- Saskatchewan Hockey Hall of Fame - Class of 2016
Career Statistics[edit | edit source]
|1960–61||New York Rangers||NHL||10||0||6||6||2||—||—||—||—||—|
|1962–63||San Francisco Seals||WHL||70||30||57||87||94||17||4||13||17||51|
|1965–66||Toronto Maple Leafs||NHL||70||9||6||15||54||4||0||0||0||20|
|1966–67||New York Rangers||NHL||60||11||25||36||58||3||0||2||2||0|
|1967–68||New York Rangers||NHL||73||15||20||35||82||6||1||0||1||26|
|1968–69||New York Rangers||NHL||2||0||0||0||2||—||—||—||—||—|
|1969–70||New York Rangers||NHL||53||4||10||14||47||6||1||2||3||24|
Coaching Career[edit | edit source]
The season after his NHL retirement, Kurtenbach joined the Seattle Totems of the Central Hockey League, moving behind the bench as head coach. After a losing season with Seattle, he coached two seasons with the Tulsa Oilers of the same league and won a championship in his first season with them, 1975–76, being awarded the Jake Milford Trophy as CHL coach of the year.
In 1976–77, Kurtenbach returned to the NHL to replace Phil Maloney midway through the season as head coach of the Vancouver Canucks. However, after one and a half seasons and a 36–62–27 record, Kurtenbach was replaced by Harry Neale at the end of the 1977–78 season. Upon his replacement, Kurtenbach would only return to coaching with the Springfield Indians of the AHL in 1982 and the Richmond Sockeyes of the BCHL in 1986 before retiring.

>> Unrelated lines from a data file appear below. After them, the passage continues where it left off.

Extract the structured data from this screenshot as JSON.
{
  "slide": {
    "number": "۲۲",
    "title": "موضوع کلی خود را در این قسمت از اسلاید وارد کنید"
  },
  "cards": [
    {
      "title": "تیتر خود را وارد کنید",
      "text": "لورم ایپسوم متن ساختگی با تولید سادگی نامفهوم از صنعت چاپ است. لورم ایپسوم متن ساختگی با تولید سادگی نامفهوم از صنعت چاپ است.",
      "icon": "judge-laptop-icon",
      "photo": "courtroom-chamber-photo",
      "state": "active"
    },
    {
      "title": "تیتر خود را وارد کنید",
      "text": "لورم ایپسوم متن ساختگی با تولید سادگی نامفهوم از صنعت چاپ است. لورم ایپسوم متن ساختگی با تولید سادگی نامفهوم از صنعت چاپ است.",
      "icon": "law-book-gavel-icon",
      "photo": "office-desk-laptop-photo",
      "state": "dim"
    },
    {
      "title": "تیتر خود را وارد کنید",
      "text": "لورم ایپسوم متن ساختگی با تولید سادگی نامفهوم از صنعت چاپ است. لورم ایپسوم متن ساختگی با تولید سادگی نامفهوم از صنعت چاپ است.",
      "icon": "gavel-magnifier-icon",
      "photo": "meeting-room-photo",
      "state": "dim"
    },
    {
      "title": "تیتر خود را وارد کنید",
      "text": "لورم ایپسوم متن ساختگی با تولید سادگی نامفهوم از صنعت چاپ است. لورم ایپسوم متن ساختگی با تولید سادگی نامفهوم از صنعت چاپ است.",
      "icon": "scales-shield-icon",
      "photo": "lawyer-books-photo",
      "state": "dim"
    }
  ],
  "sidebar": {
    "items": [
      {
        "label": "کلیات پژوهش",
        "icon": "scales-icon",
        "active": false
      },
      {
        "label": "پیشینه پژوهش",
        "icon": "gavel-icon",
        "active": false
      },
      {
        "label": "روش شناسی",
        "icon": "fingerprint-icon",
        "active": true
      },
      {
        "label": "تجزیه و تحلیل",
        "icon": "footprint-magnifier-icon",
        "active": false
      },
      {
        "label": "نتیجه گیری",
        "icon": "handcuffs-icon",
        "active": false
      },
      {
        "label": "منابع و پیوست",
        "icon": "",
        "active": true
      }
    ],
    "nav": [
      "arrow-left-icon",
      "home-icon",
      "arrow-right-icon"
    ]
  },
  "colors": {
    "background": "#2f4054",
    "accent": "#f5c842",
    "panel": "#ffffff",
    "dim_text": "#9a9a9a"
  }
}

Awards and Achievements[edit | edit source]
- Jake Milford Trophy (CHL coach of the year) - 1976
Gallery[edit | edit source]
External Links[edit | edit source]
|Vancouver Canucks Head Coaches|
|Laycoe • Stasiuk • McCreary • Maloney • Kurtenbach • Neale • Neilson • Neale • LaForge • Neale • Watt • McCammon • Quinn • Ley • Quinn • Renney • Keenan • Crawford • Vigneault • Tortorella • Desjardins • Green|
|NHL Vancouver Canucks Captains
|This page uses content from Wikipedia. The original article was at Orland Kurtenbach. The list of authors can be seen in the page history. As with Ice Hockey Wiki, the text of Wikipedia is available under the Creative Commons Attribution-Share Alike License 3.0 (Unported) (CC-BY-SA).|